7 Ninja Mom Skills:
- Make your family help with chores. I’m not perfect at this, but we do have a chore chart, and when we insist that the kids do their chores, and do them correctly, things go much smother. That even means having them come back and finish anything that is partially done. One person cannot do all of the housework for 6 people. After all, when would you ever have time to eat bon-bons if you did all of the chores?
- Develop an easy arsenal of foods for dinner. A baked potato and salad can count for dinner. So can Chicken nuggets, pancakes, omelettes, or hot dogs even.
- Strategically plan bath times for the kids, especially when they’re younger. Plan their baths on nights when you have fewer activities. After all, most kids really don’t need a bath every day, as that can seriously dry out their skin. Bonus points if you count a trip to the pool as the night’s bath.
- Get used to dust. Lower your standards. Accept that there will probably be dust bunnies, and messes, and your house will not be perfect. The sooner you come to accept this, the sooner you will quit pulling out your hair.
- Make hard rules about where the kids can eat food. At my house, that means at the kitchen table, sitting down. They are not to drag food into the living room, as that attracts ants, ends up with spills, and more. The harder you are about this rule, the easier the messes will be to contain. Also, if any child over the age of about 3 makes a mess, they need to directly contribute to cleaning it up. Over the age of about 7 and they need to clean it up themselves (with supervision of course).

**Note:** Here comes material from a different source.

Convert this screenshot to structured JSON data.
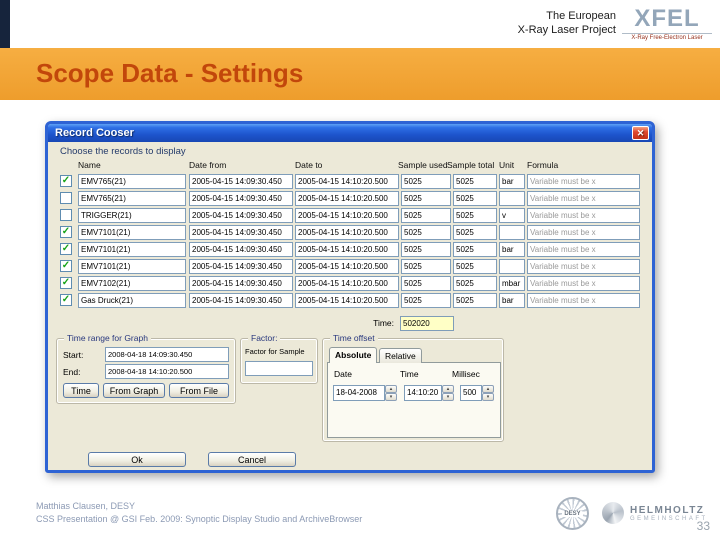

- Go through and sort mail when it comes through the front door, getting rid of, and instantly recycling catalogues, flyers, and stuff that comes in the mail. Then create a nice, neat, (Ok, who am I kidding?) pile of papers that you can tackle at a specific time. I like to work through mine about once a week or so. Anything that takes more than about 2 minutes to do goes into this pile, and waits.
- Get rid of as much clutter as possible. That is the hardest one for me, but as I get rid of more stuff, keeping on top of things becomes easier. That means periodically organizing and tossing everything under my sink, closets, and throughout the house. It’s not perfect, but I always have a list of stuff ready to be taken to Dorcas to be donated.
By learning as many time-saving cleaning tips and tricks, and figuring out where you can skate by, you’ll save yourself lots of time and headaches. You don’t get to be a ninja overnight, and there are always new ways to do things, and attack things. For instance, I love the cleaning tricks from fly lady, but she drives me batty with the incessant emails. Know what your limits are, and stick to them. No one is perfect, and you should rule your gloriously imperfect household.